• Recorded information
══════

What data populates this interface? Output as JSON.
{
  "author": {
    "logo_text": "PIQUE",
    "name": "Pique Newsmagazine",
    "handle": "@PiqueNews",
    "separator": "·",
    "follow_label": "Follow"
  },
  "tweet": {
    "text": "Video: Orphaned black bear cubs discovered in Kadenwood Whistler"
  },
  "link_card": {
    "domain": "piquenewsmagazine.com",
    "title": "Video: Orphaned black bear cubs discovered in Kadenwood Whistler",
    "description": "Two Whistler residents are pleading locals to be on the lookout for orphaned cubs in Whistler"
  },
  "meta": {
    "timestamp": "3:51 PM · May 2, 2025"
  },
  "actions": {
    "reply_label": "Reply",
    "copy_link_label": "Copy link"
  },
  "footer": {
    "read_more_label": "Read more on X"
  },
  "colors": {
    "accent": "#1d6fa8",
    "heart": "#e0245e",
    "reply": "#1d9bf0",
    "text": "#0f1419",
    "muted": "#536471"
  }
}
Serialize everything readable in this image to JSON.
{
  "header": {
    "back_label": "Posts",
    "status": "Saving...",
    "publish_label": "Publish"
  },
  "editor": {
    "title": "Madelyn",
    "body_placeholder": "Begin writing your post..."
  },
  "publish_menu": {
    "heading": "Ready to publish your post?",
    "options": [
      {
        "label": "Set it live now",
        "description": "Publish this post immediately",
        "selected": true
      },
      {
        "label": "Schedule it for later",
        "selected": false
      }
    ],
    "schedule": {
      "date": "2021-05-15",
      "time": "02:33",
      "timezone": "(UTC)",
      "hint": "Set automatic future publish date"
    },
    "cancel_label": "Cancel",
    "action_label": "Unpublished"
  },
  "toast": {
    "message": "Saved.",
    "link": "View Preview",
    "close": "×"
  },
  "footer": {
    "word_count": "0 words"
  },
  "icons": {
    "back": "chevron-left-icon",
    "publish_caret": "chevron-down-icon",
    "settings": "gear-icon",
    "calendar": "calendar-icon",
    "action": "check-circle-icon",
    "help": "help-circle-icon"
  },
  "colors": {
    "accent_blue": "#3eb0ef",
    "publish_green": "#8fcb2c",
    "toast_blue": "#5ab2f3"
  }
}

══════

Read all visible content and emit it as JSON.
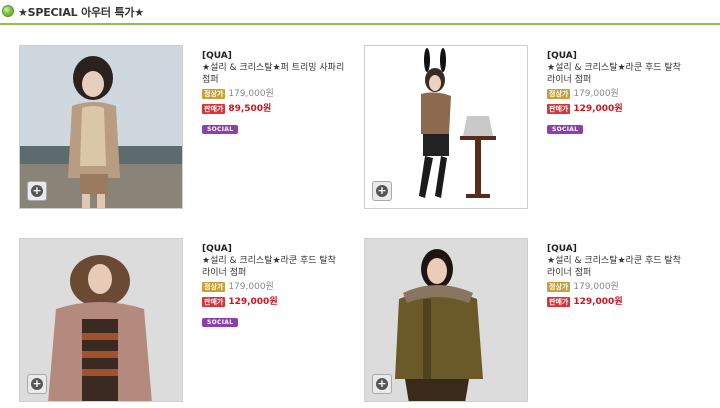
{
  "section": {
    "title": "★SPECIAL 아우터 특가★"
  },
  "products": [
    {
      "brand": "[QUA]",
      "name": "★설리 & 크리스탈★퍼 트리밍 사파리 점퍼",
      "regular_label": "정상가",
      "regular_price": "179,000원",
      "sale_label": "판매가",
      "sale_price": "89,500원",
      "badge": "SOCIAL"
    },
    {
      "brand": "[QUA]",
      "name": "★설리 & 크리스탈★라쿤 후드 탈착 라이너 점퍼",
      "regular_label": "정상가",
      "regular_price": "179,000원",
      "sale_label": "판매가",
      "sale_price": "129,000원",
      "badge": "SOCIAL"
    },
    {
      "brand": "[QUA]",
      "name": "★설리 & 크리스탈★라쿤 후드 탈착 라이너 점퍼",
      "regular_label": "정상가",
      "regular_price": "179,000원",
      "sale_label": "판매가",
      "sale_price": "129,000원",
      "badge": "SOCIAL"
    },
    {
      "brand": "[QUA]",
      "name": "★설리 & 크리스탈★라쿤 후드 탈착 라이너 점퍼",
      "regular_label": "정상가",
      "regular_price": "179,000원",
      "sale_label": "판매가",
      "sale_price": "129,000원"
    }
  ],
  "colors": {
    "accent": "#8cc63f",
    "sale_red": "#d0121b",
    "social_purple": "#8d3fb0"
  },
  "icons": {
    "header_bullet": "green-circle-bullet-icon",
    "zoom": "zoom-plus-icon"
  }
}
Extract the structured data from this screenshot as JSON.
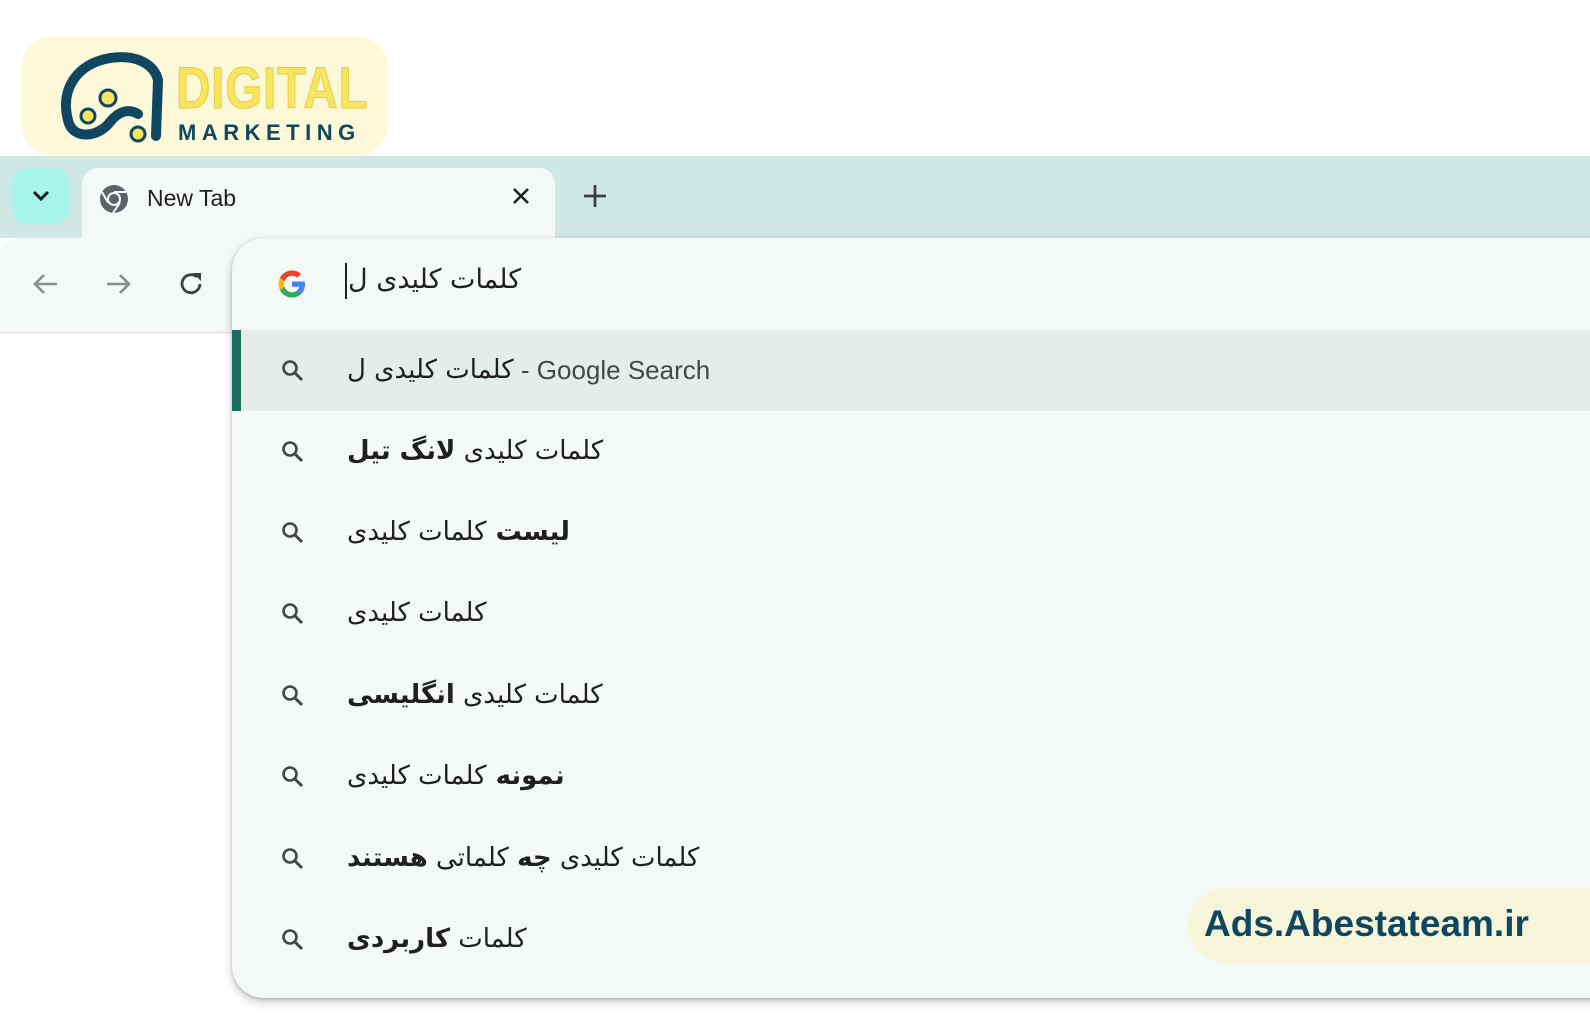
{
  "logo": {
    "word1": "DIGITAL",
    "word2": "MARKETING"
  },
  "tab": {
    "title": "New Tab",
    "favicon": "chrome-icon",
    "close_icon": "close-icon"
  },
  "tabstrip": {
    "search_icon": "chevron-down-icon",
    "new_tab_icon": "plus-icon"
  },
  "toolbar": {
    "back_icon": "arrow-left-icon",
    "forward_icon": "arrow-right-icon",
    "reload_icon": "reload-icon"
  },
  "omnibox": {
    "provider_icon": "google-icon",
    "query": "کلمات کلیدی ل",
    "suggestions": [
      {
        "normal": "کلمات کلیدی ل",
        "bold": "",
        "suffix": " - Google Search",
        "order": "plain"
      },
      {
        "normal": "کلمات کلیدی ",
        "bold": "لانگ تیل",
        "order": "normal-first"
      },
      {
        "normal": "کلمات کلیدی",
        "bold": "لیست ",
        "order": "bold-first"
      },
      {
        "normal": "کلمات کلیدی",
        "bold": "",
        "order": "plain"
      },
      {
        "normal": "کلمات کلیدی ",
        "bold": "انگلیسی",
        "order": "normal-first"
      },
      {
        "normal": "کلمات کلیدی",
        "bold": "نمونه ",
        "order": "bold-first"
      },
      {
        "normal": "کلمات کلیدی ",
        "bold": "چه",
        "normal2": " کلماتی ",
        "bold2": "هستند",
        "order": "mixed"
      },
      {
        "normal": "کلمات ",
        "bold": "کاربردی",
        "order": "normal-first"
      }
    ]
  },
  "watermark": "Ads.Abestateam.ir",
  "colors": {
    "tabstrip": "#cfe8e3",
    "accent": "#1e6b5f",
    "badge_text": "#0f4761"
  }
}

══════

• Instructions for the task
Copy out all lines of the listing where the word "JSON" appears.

• Result below
What data populates this interface? Output as JSON.
Serialize everything readable in this image to JSON.
Read all visible content and emit it as JSON.
Extract the structured data from this screenshot as JSON.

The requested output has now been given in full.